> _How to complete this task_: Every entry below is to be retyped exactly as it appears.

++++ Material provided ++++

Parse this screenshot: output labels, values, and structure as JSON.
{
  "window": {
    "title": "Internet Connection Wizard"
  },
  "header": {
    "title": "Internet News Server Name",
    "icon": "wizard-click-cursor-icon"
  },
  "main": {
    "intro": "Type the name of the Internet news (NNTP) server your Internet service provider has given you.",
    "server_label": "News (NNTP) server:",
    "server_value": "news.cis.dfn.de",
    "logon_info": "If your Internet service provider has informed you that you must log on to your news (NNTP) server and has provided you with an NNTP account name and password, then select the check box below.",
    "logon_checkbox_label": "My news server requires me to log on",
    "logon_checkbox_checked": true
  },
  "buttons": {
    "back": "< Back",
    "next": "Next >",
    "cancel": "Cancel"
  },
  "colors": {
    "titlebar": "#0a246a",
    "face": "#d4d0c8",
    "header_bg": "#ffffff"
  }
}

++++

> _Answer box_:
Parse this screenshot: output labels, values, and structure as JSON.
{
  "window": {
    "title": "Internet Connection Wizard"
  },
  "header": {
    "title": "Internet News Server Name",
    "icon": "wizard-click-cursor-icon"
  },
  "main": {
    "intro": "Type the name of the Internet news (NNTP) server your Internet service provider has given you.",
    "server_label": "News (NNTP) server:",
    "server_value": "news.cis.dfn.de",
    "logon_info": "If your Internet service provider has informed you that you must log on to your news (NNTP) server and has provided you with an NNTP account name and password, then select the check box below.",
    "logon_checkbox_label": "My news server requires me to log on",
    "logon_checkbox_checked": true
  },
  "buttons": {
    "back": "< Back",
    "next": "Next >",
    "cancel": "Cancel"
  },
  "colors": {
    "titlebar": "#0a246a",
    "face": "#d4d0c8",
    "header_bg": "#ffffff"
  }
}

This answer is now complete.